Elsewhere, Kirby presents Lee with his latest idea, Spider-Man, which Lee then passes to the artist Steve Ditko to play with—and which Lee will later campaign for, in the face of the publisher’s hostility. (“I don’t like it, Stanley. Spiders don’t sell.”) Scioli’s unstated thesis is clear: these billion-dollar properties did not spring from one man’s imagination.

Scioli stacks up page-wide horizontal panels, which give his word balloons plenty of room to expand.

At times, swelling word balloons press in on Lee from both sides, as if to suggest a fast talker buckling under the weight of his own words. Too much text is often a sign of failure in comics, a visual medium. But Scioli’s bursting (and charmingly hand-lettered) balloons remind us at every turn that Lee’s superpower was talk—a power he sometimes used for evil. When Kirby’s family sues for royalties, Lee gives a deposition in which he downplays his erstwhile collaborator’s role in the Galactus story.

But we see a frail, fallible human, too. A troubled Lee exits Kirby’s funeral early—and misses the moment when Kirby’s wife says, “Where’s Stan? Bring him up here. I want to give him a hug and let everybody know there are no hard feelings. Jack would want that.”
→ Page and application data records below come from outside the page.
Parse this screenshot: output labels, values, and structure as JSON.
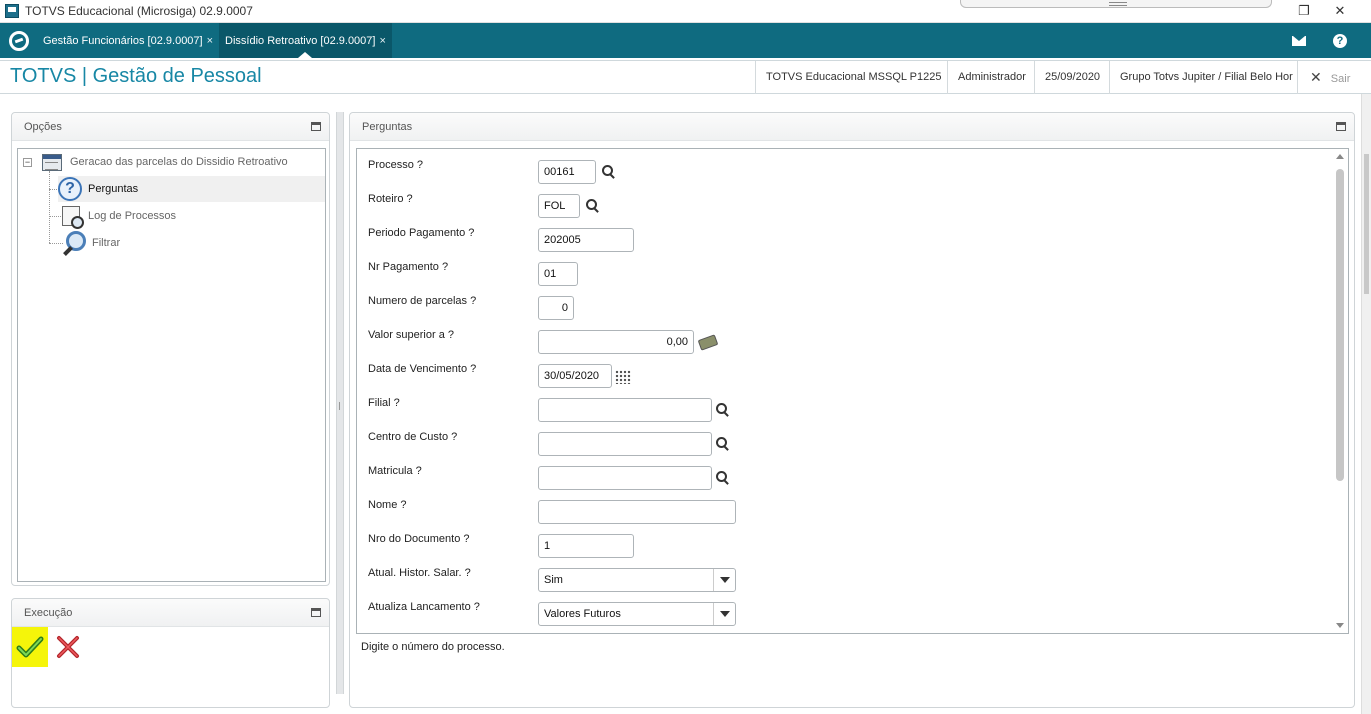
{
  "window": {
    "title": "TOTVS Educacional (Microsiga) 02.9.0007",
    "minimize_glyph": "—",
    "restore_glyph": "❐",
    "close_glyph": "✕"
  },
  "tabs": [
    {
      "label": "Gestão Funcionários [02.9.0007]",
      "close": "×"
    },
    {
      "label": "Dissídio Retroativo [02.9.0007]",
      "close": "×"
    }
  ],
  "header": {
    "brand": "TOTVS | Gestão de Pessoal",
    "environment": "TOTVS Educacional MSSQL P1225",
    "user": "Administrador",
    "date": "25/09/2020",
    "company": "Grupo Totvs Jupiter / Filial Belo Hor",
    "logout_label": "Sair",
    "logout_glyph": "✕"
  },
  "options_panel": {
    "title": "Opções",
    "root": "Geracao das parcelas do Dissidio Retroativo",
    "expander": "−",
    "items": [
      {
        "label": "Perguntas",
        "icon": "question-icon"
      },
      {
        "label": "Log de Processos",
        "icon": "log-icon"
      },
      {
        "label": "Filtrar",
        "icon": "magnifier-icon"
      }
    ]
  },
  "execution_panel": {
    "title": "Execução"
  },
  "questions_panel": {
    "title": "Perguntas",
    "fields": [
      {
        "label": "Processo ?",
        "value": "00161"
      },
      {
        "label": "Roteiro ?",
        "value": "FOL"
      },
      {
        "label": "Periodo Pagamento ?",
        "value": "202005"
      },
      {
        "label": "Nr Pagamento ?",
        "value": "01"
      },
      {
        "label": "Numero de parcelas ?",
        "value": "0"
      },
      {
        "label": "Valor superior a ?",
        "value": "0,00"
      },
      {
        "label": "Data de Vencimento ?",
        "value": "30/05/2020"
      },
      {
        "label": "Filial ?",
        "value": ""
      },
      {
        "label": "Centro de Custo ?",
        "value": ""
      },
      {
        "label": "Matricula ?",
        "value": ""
      },
      {
        "label": "Nome ?",
        "value": ""
      },
      {
        "label": "Nro do Documento ?",
        "value": "1"
      },
      {
        "label": "Atual. Histor. Salar. ?",
        "value": "Sim"
      },
      {
        "label": "Atualiza Lancamento ?",
        "value": "Valores Futuros"
      }
    ],
    "hint": "Digite o número do processo."
  },
  "colors": {
    "tabbar": "#0f6b80",
    "brand": "#1787a5",
    "confirm_highlight": "#f5f50a"
  }
}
The last stretch of I Am Stan makes for tough reading. Here, the comics legend becomes a caricature of decline—clashing with his daughter, involving himself with dubious business partners, kibitzing with Larry King, and launching an ill-advised Web venture called Stan Lee Media.

Scioli never takes sides, though, and each of his pages works like a self-contained strip that reveals yet another dimension of his controversial subject. Ultimately, I Am Stan is a graphic masterpiece about a man who, like the best Marvel characters, was one part hero, one part monster.

Jason Guriel is the author of On Browsing and The Full-Moon Whaling Chronicles